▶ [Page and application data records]
___
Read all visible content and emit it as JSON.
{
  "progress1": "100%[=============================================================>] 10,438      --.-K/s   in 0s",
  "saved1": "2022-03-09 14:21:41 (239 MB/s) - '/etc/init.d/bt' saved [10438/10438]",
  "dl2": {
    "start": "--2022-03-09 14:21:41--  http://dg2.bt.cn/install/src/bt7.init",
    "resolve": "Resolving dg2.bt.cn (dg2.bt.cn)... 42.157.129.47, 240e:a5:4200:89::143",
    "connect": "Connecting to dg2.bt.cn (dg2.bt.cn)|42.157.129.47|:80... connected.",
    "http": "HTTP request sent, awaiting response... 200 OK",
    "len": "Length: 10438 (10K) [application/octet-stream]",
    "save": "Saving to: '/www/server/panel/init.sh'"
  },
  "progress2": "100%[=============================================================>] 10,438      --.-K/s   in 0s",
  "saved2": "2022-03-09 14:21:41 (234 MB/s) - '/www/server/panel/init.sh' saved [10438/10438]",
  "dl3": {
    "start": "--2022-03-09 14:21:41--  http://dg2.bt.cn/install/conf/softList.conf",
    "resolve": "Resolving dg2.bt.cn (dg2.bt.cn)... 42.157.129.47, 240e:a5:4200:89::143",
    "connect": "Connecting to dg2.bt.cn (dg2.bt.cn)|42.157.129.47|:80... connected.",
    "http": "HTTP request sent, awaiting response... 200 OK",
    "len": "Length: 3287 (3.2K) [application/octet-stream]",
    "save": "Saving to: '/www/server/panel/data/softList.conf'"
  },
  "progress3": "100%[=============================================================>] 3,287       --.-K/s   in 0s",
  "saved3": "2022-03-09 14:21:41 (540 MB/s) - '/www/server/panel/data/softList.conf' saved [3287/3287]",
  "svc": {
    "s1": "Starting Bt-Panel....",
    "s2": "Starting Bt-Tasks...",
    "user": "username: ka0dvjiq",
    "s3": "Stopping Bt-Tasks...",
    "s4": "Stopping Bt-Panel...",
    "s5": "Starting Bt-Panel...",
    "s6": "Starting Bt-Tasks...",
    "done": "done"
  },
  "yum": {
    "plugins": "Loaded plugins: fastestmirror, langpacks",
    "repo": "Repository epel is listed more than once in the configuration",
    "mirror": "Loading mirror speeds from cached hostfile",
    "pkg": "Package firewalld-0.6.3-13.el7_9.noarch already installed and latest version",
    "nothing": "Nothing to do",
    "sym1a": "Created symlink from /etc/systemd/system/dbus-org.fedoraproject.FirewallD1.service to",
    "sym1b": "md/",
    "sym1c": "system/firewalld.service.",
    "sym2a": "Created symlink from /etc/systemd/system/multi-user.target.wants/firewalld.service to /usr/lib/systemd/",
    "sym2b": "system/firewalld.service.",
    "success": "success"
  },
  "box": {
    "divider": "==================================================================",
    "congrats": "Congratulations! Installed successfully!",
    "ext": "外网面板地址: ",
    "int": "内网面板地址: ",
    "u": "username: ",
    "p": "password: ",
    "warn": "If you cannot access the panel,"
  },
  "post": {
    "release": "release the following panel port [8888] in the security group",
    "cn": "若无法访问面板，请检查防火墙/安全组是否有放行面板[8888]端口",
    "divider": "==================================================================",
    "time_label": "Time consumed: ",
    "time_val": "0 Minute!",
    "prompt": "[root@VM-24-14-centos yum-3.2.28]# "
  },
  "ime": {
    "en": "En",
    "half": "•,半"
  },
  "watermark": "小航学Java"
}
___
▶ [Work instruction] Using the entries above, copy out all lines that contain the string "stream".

▶ [Answer section]
    "len": "Length: 10438 (10K) [application/octet-stream]",
    "len": "Length: 3287 (3.2K) [application/octet-stream]",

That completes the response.